## WORK INSTRUCTION
Reproduce the listing below word for word, with no pictures.

## THE INPUT

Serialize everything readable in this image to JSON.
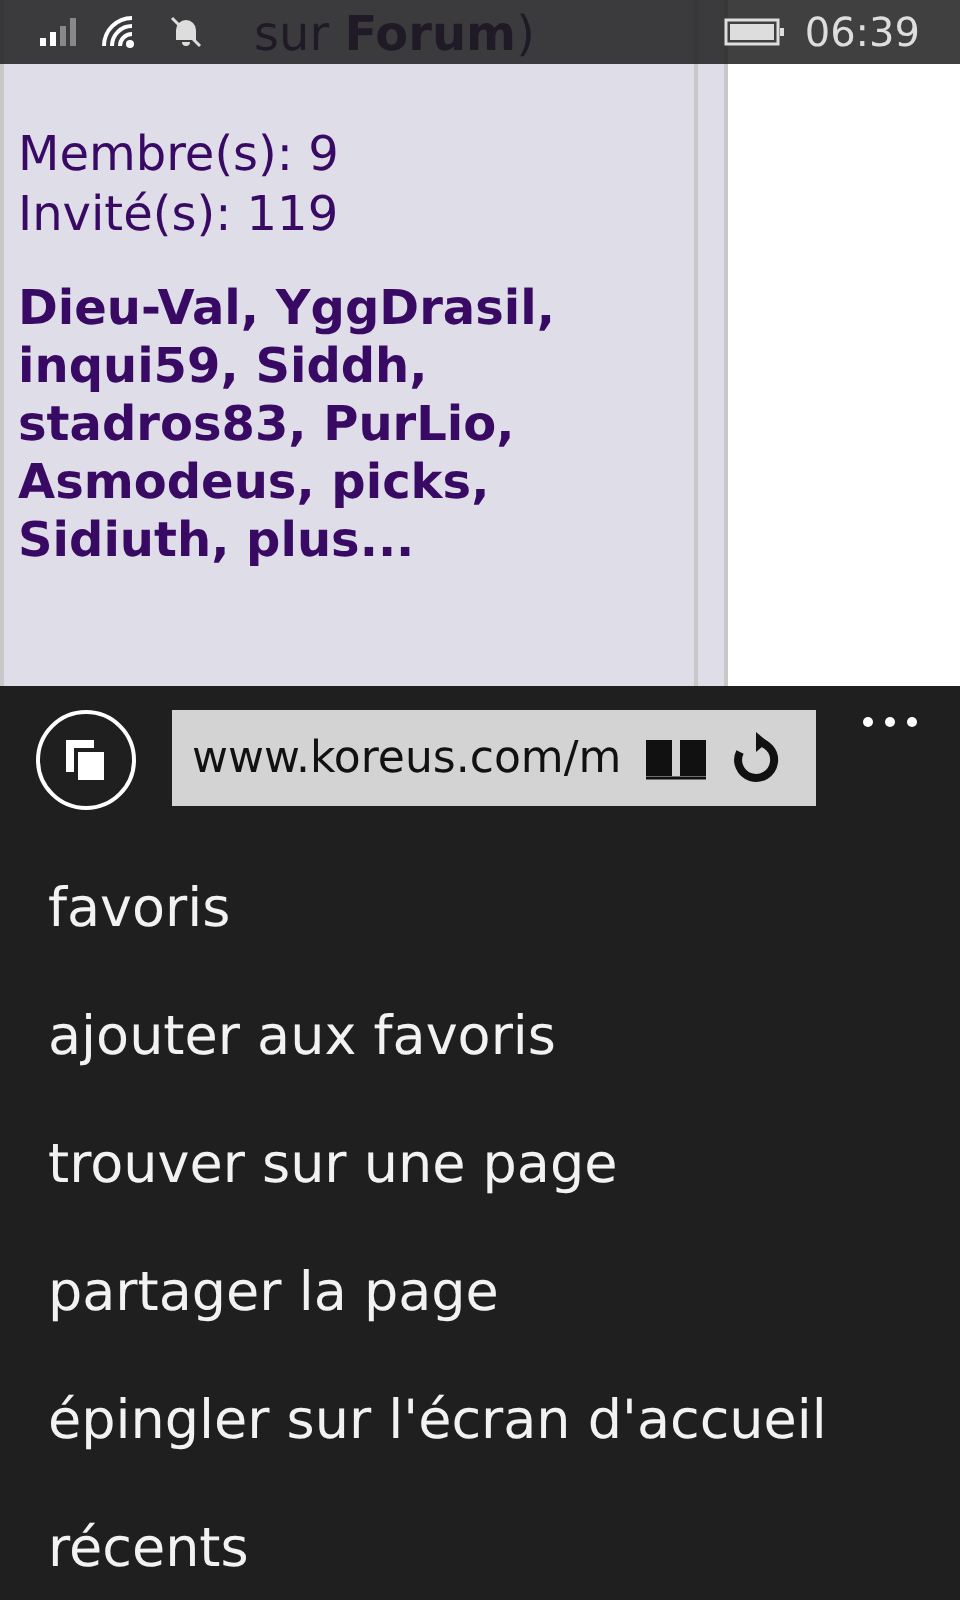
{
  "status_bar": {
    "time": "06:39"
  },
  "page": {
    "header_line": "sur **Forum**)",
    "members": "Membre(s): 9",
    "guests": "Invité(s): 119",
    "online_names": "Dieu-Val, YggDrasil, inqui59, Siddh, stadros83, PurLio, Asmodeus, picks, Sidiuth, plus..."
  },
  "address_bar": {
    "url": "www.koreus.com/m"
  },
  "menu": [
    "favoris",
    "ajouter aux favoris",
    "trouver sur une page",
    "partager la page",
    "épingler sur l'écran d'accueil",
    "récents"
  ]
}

## OUTPUT
Serialize everything readable in this image to JSON.
{
  "status_bar": {
    "time": "06:39"
  },
  "page": {
    "header_line": "sur **Forum**)",
    "members": "Membre(s): 9",
    "guests": "Invité(s): 119",
    "online_names": "Dieu-Val, YggDrasil, inqui59, Siddh, stadros83, PurLio, Asmodeus, picks, Sidiuth, plus..."
  },
  "address_bar": {
    "url": "www.koreus.com/m"
  },
  "menu": [
    "favoris",
    "ajouter aux favoris",
    "trouver sur une page",
    "partager la page",
    "épingler sur l'écran d'accueil",
    "récents"
  ]
}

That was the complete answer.